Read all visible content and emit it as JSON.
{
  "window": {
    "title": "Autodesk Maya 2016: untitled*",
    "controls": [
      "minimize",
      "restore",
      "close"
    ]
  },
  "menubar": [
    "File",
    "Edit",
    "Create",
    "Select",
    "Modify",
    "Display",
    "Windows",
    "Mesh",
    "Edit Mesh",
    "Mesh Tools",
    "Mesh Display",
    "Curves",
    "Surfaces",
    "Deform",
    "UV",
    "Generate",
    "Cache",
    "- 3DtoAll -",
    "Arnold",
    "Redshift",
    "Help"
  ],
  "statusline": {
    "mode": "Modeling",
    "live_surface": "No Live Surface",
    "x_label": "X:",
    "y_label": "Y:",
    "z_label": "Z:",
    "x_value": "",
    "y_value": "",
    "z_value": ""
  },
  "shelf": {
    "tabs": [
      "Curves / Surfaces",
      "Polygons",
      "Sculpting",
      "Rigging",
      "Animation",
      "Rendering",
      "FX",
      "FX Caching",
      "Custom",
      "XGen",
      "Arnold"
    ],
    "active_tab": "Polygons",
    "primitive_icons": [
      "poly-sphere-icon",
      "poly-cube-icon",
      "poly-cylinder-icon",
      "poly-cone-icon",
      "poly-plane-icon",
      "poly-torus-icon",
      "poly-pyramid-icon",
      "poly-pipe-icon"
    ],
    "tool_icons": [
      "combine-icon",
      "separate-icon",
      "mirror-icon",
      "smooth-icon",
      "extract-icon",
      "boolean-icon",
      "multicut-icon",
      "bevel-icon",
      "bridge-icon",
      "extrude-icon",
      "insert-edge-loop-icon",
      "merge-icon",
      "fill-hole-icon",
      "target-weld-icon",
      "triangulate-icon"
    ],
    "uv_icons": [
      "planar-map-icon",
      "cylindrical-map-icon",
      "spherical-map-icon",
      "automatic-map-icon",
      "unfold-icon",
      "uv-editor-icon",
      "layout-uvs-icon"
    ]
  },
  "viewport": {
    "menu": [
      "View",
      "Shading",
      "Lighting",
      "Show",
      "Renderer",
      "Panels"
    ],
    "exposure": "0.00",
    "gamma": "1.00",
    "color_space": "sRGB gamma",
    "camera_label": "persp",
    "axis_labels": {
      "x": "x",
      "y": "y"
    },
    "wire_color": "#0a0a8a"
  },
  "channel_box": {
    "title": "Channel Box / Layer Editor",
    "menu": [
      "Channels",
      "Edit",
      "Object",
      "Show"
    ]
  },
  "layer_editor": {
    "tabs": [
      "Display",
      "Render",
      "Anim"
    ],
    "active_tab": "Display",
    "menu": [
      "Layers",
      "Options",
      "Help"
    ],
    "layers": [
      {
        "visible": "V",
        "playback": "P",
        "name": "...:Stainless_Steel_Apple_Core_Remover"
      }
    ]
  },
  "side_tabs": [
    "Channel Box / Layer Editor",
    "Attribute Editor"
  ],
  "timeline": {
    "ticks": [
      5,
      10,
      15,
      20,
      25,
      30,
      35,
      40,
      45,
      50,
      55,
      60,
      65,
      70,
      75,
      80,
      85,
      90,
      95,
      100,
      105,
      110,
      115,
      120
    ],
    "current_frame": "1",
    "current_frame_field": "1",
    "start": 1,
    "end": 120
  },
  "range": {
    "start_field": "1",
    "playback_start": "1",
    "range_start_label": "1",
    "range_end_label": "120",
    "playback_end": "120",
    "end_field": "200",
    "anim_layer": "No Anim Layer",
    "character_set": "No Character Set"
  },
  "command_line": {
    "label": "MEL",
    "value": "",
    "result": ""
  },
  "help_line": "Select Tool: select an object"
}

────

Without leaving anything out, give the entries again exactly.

Answer section —
Read all visible content and emit it as JSON.
{
  "window": {
    "title": "Autodesk Maya 2016: untitled*",
    "controls": [
      "minimize",
      "restore",
      "close"
    ]
  },
  "menubar": [
    "File",
    "Edit",
    "Create",
    "Select",
    "Modify",
    "Display",
    "Windows",
    "Mesh",
    "Edit Mesh",
    "Mesh Tools",
    "Mesh Display",
    "Curves",
    "Surfaces",
    "Deform",
    "UV",
    "Generate",
    "Cache",
    "- 3DtoAll -",
    "Arnold",
    "Redshift",
    "Help"
  ],
  "statusline": {
    "mode": "Modeling",
    "live_surface": "No Live Surface",
    "x_label": "X:",
    "y_label": "Y:",
    "z_label": "Z:",
    "x_value": "",
    "y_value": "",
    "z_value": ""
  },
  "shelf": {
    "tabs": [
      "Curves / Surfaces",
      "Polygons",
      "Sculpting",
      "Rigging",
      "Animation",
      "Rendering",
      "FX",
      "FX Caching",
      "Custom",
      "XGen",
      "Arnold"
    ],
    "active_tab": "Polygons",
    "primitive_icons": [
      "poly-sphere-icon",
      "poly-cube-icon",
      "poly-cylinder-icon",
      "poly-cone-icon",
      "poly-plane-icon",
      "poly-torus-icon",
      "poly-pyramid-icon",
      "poly-pipe-icon"
    ],
    "tool_icons": [
      "combine-icon",
      "separate-icon",
      "mirror-icon",
      "smooth-icon",
      "extract-icon",
      "boolean-icon",
      "multicut-icon",
      "bevel-icon",
      "bridge-icon",
      "extrude-icon",
      "insert-edge-loop-icon",
      "merge-icon",
      "fill-hole-icon",
      "target-weld-icon",
      "triangulate-icon"
    ],
    "uv_icons": [
      "planar-map-icon",
      "cylindrical-map-icon",
      "spherical-map-icon",
      "automatic-map-icon",
      "unfold-icon",
      "uv-editor-icon",
      "layout-uvs-icon"
    ]
  },
  "viewport": {
    "menu": [
      "View",
      "Shading",
      "Lighting",
      "Show",
      "Renderer",
      "Panels"
    ],
    "exposure": "0.00",
    "gamma": "1.00",
    "color_space": "sRGB gamma",
    "camera_label": "persp",
    "axis_labels": {
      "x": "x",
      "y": "y"
    },
    "wire_color": "#0a0a8a"
  },
  "channel_box": {
    "title": "Channel Box / Layer Editor",
    "menu": [
      "Channels",
      "Edit",
      "Object",
      "Show"
    ]
  },
  "layer_editor": {
    "tabs": [
      "Display",
      "Render",
      "Anim"
    ],
    "active_tab": "Display",
    "menu": [
      "Layers",
      "Options",
      "Help"
    ],
    "layers": [
      {
        "visible": "V",
        "playback": "P",
        "name": "...:Stainless_Steel_Apple_Core_Remover"
      }
    ]
  },
  "side_tabs": [
    "Channel Box / Layer Editor",
    "Attribute Editor"
  ],
  "timeline": {
    "ticks": [
      5,
      10,
      15,
      20,
      25,
      30,
      35,
      40,
      45,
      50,
      55,
      60,
      65,
      70,
      75,
      80,
      85,
      90,
      95,
      100,
      105,
      110,
      115,
      120
    ],
    "current_frame": "1",
    "current_frame_field": "1",
    "start": 1,
    "end": 120
  },
  "range": {
    "start_field": "1",
    "playback_start": "1",
    "range_start_label": "1",
    "range_end_label": "120",
    "playback_end": "120",
    "end_field": "200",
    "anim_layer": "No Anim Layer",
    "character_set": "No Character Set"
  },
  "command_line": {
    "label": "MEL",
    "value": "",
    "result": ""
  },
  "help_line": "Select Tool: select an object"
}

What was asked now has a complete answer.